Hi, like all the other introductions, I'm here to introduce myself on John Baez's suggestion after my account approval.
My name is Calvin Lau, and I'm currently a second year (or, soon-to-be) physics PhD student. I guess I'll tell you a bit about myself.
How I got here:
When I was in high school, I actually thought I'd be changing the world with a combination of journalism and historical writing, but after my first physics class, my plans were diverted this way. From what I knew from history and current events, I concluded that energy was going to be the big pivotal point from which I could find my most useful role, and from that, I decided to work toward a career of fusion energy research for all of its potential benefits. (Plus, what is cooler than trying to create an "artificial sun" as it were?)
I ended up at UCLA for my undergrad in physics, and getting some research experience in plasma and condensed matter physics along the way. After that, I spent most of my first year of grad school taking classes, applying for fellowships, and studying for the qualifying exams (which thankfully, I no longer have to worry about). Now, I'm at UC Irvine with the plasma theory group where I'm currently learning the skills of my trade (which mostly involve PIC simulations of low-frequency plasma waves) while lightly treading around with a project on drift waves.

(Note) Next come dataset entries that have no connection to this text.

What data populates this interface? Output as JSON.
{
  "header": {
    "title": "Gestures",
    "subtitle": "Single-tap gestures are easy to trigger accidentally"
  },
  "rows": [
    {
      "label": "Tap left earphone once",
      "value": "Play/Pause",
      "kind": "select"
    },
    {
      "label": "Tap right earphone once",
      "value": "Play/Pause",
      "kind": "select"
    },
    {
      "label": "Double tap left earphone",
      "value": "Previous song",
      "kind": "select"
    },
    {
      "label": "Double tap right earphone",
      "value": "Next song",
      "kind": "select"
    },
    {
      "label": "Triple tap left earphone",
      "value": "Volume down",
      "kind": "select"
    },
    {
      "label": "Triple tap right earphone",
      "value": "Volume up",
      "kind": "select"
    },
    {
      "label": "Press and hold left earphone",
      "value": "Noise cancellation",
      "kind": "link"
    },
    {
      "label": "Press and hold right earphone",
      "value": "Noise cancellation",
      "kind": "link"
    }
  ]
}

I can't remember exactly what I was searching for, but I ended up on John's webpages probably looking at the question whose answer is 42 and other tilings stuff. From there, it was just a matter of curiosity and clicks before I got to the Azimuth Project. As you might be able to tell from how I wound up in physics, I am quite interested in saving the planet from its inhabitants as well so I've decided to join.
What I can contribute:
I've had a couple years' of experience using MatLab and IDL for analysis, but I've recently been introduced to (and subsequently a preacher of) Python. In addition, I also have to use Fortran frequently (although I've mostly been reading and modifying an existing code so I wouldn't classify this as a strength) and I will be learning CUDA within the next couple of weeks. While I hope to contribute to the coding aspects of the Azimuth Project, I will probably be less available this following year because most of my group's graduate students will be graduating within the year (with some newer students to be arriving) so I must squeeze as much knowledge out of them as possible before they are no longer available to me as resources. So, my intention is to keep myself updated on the coding projects for now, and to begin contributing when my own research involves more learning about the phenomena than learning about the tool.
Some other interests:
I also maintain a healthy interest in lots of other topics in addition to nuclear fusion: nonlinear and chaotic dynamics, fluid mechanics, self-organized criticality, programming, social physics (like psychohistory from the Asimovian universe), and so on.
So that pretty much sums up me in a nutshell. Thanks for reading, and I'm sure I'll be learning much from everyone here!